Oldest vines in Australia (and maybe the world) at Langmeil Winery, Barossa Valley
That’s James Lindner, hanging out with the 170 yr old shiraz vines that he and his family own and use to produce their top wines.
Australia has some of the oldest pre-phylloxera vines in the world and the Barossa is where you will find these 170 year old survivors. The Freedom vineyard was planted in 1843 by German immigrants fleeing religious persecution. See, here’s the plaque:
Over the years, it went though various owners and at one point was abandoned but in 1996, the Lindner and Bitter families bought the old winery and resusitated not only the winery but also the small patch of old vine Shiraz that still bore fruit every year. With lots of love and attention, they are now producing a wine called the 125 yr Freedom Shiraz.
I meet with James (Jim) Lindner for a tour of the winery and quick tasting while they were going harvest was going on. Like many of the boutique wineries I visited while I was there, they use a combo of old and new technology to produce their wines, so while they may use carefully calibrated hydraulic presses they also do open vat fermentation.
I got to taste some shiraz just pressed and it is mighty impressive stuff even when just pressed, a deep dark colour but still sooo sweet, definitely hadn’t started fermentation. I asked Jim to give me his assessment of the juice and 2013 harvest – a small and early harvest this year: (apologies for the link only, this is from Vine, at least you know it’s only 6 seconds long!)
Afterwards we headed to the tasting room for a tasting of their iconic wines. They make a series of Old Vine Garden wines, the Freedom Shiraz – made from the oldest shiraz vines, the Orphan Bank shiraz which is made from vines that were rescued by the winery (the vines were about to be bulldozed over when they stepped in, dug up the vines and replanted them on their property), the Fifth Wave Shiraz, which is from 70 yr old cabernet and the 35 yr old Jackmans Cabernet which was passed on to them by the legendary Barossan Arthur Jackman when he retired.
All were wines of great intensity and depth. What I didn’t taste were jammy or unbalanced wines. Finesse and elegance get thrown around a lot when talking about wine quality but these were some great wines to drink. And we took a couple to dinner afterwards at FermentAsia, a great Vietnamese restaurant in Tanunda. There aren’t many places to eat in Tanunda but this place is fantastic!
We had a couple of whites from Langmeil and Jim just asked our waiter to surprise us. He’s a frequent diner there (as most of Barossa is, I think) and there were plenty of waving hello and people stopping by to say hello while we ate. Barrosans sure are a friendly bunch.

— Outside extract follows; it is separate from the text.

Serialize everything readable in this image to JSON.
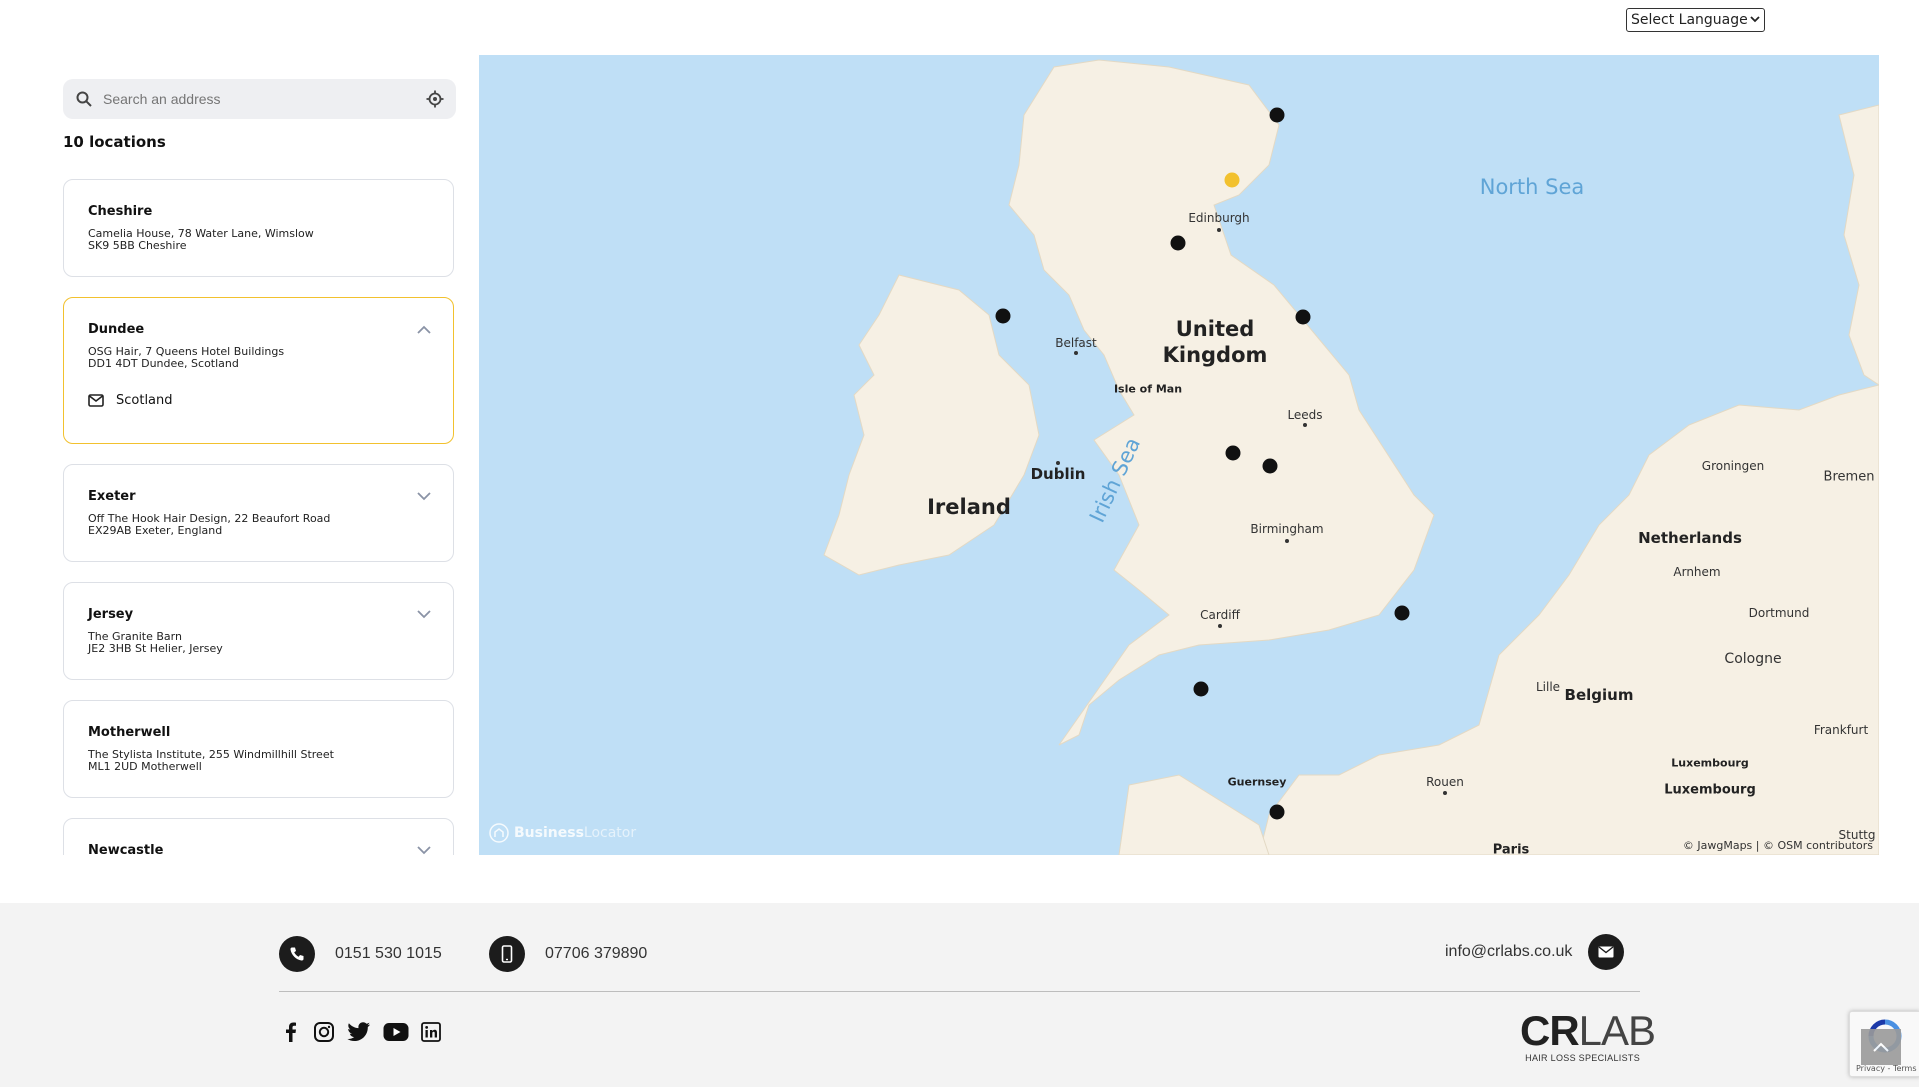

Jim brought along a medium sweet riesling, the Live Wire 2012. He said they labeled it that to avoid confusion with the well known Rieslings of Eden Valley, which are bone dry and a different wine profile altogether. Their riesling, which is indeed medium sweet but with great acidity, however, was great with the Vietnamese dishes we had, which included sweet and salty minced beef in betel nut and marinated pork belly. That had to be some of the best Vietnamese food I’ve had in a long time.
I had a great visit with Jim both at his winery and at dinner. If you find yourself there, be sure to look them and their 170 year old vines up. Oh,yeah and don’t forget to try the wines!